● **Exercise details**
Write out each line below exactly as it appears.

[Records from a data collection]
^^^^^^^^^^^^^^^^

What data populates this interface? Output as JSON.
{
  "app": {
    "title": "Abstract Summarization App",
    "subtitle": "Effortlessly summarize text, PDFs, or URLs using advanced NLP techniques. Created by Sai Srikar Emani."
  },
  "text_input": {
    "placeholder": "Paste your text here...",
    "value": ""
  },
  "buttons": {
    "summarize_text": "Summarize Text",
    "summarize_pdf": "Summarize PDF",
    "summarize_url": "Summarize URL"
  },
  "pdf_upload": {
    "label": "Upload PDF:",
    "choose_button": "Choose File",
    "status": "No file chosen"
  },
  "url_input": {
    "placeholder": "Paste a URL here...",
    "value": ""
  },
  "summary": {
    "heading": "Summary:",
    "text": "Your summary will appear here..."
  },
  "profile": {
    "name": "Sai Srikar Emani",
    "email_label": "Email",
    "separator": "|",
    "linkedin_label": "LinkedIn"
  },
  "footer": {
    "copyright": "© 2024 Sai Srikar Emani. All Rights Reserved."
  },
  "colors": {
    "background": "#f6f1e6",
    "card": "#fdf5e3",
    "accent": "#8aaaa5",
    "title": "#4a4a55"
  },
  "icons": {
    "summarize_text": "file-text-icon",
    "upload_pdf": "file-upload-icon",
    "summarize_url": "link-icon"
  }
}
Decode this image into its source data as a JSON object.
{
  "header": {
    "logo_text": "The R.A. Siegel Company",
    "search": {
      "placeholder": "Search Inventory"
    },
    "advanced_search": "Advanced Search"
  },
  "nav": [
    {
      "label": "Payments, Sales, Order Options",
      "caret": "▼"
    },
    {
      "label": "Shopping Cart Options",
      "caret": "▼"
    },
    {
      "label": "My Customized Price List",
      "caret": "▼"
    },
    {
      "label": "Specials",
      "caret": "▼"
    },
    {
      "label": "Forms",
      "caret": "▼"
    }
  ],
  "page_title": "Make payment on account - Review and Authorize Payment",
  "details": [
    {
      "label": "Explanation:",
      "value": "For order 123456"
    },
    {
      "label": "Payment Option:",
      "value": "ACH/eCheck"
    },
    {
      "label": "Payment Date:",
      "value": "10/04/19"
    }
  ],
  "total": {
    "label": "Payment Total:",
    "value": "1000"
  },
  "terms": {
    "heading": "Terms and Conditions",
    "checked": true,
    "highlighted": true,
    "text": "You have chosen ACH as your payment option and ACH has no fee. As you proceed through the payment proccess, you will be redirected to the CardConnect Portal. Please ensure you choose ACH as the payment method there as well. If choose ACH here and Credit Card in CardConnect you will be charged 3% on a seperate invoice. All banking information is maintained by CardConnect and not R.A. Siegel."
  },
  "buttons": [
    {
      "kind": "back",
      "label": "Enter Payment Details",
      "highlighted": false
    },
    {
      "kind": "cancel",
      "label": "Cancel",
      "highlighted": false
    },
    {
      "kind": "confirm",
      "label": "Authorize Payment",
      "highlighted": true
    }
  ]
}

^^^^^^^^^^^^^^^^

● **Written solution**
What data populates this interface? Output as JSON.
{
  "app": {
    "title": "Abstract Summarization App",
    "subtitle": "Effortlessly summarize text, PDFs, or URLs using advanced NLP techniques. Created by Sai Srikar Emani."
  },
  "text_input": {
    "placeholder": "Paste your text here...",
    "value": ""
  },
  "buttons": {
    "summarize_text": "Summarize Text",
    "summarize_pdf": "Summarize PDF",
    "summarize_url": "Summarize URL"
  },
  "pdf_upload": {
    "label": "Upload PDF:",
    "choose_button": "Choose File",
    "status": "No file chosen"
  },
  "url_input": {
    "placeholder": "Paste a URL here...",
    "value": ""
  },
  "summary": {
    "heading": "Summary:",
    "text": "Your summary will appear here..."
  },
  "profile": {
    "name": "Sai Srikar Emani",
    "email_label": "Email",
    "separator": "|",
    "linkedin_label": "LinkedIn"
  },
  "footer": {
    "copyright": "© 2024 Sai Srikar Emani. All Rights Reserved."
  },
  "colors": {
    "background": "#f6f1e6",
    "card": "#fdf5e3",
    "accent": "#8aaaa5",
    "title": "#4a4a55"
  },
  "icons": {
    "summarize_text": "file-text-icon",
    "upload_pdf": "file-upload-icon",
    "summarize_url": "link-icon"
  }
}
Decode this image into its source data as a JSON object.
{
  "header": {
    "logo_text": "The R.A. Siegel Company",
    "search": {
      "placeholder": "Search Inventory"
    },
    "advanced_search": "Advanced Search"
  },
  "nav": [
    {
      "label": "Payments, Sales, Order Options",
      "caret": "▼"
    },
    {
      "label": "Shopping Cart Options",
      "caret": "▼"
    },
    {
      "label": "My Customized Price List",
      "caret": "▼"
    },
    {
      "label": "Specials",
      "caret": "▼"
    },
    {
      "label": "Forms",
      "caret": "▼"
    }
  ],
  "page_title": "Make payment on account - Review and Authorize Payment",
  "details": [
    {
      "label": "Explanation:",
      "value": "For order 123456"
    },
    {
      "label": "Payment Option:",
      "value": "ACH/eCheck"
    },
    {
      "label": "Payment Date:",
      "value": "10/04/19"
    }
  ],
  "total": {
    "label": "Payment Total:",
    "value": "1000"
  },
  "terms": {
    "heading": "Terms and Conditions",
    "checked": true,
    "highlighted": true,
    "text": "You have chosen ACH as your payment option and ACH has no fee. As you proceed through the payment proccess, you will be redirected to the CardConnect Portal. Please ensure you choose ACH as the payment method there as well. If choose ACH here and Credit Card in CardConnect you will be charged 3% on a seperate invoice. All banking information is maintained by CardConnect and not R.A. Siegel."
  },
  "buttons": [
    {
      "kind": "back",
      "label": "Enter Payment Details",
      "highlighted": false
    },
    {
      "kind": "cancel",
      "label": "Cancel",
      "highlighted": false
    },
    {
      "kind": "confirm",
      "label": "Authorize Payment",
      "highlighted": true
    }
  ]
}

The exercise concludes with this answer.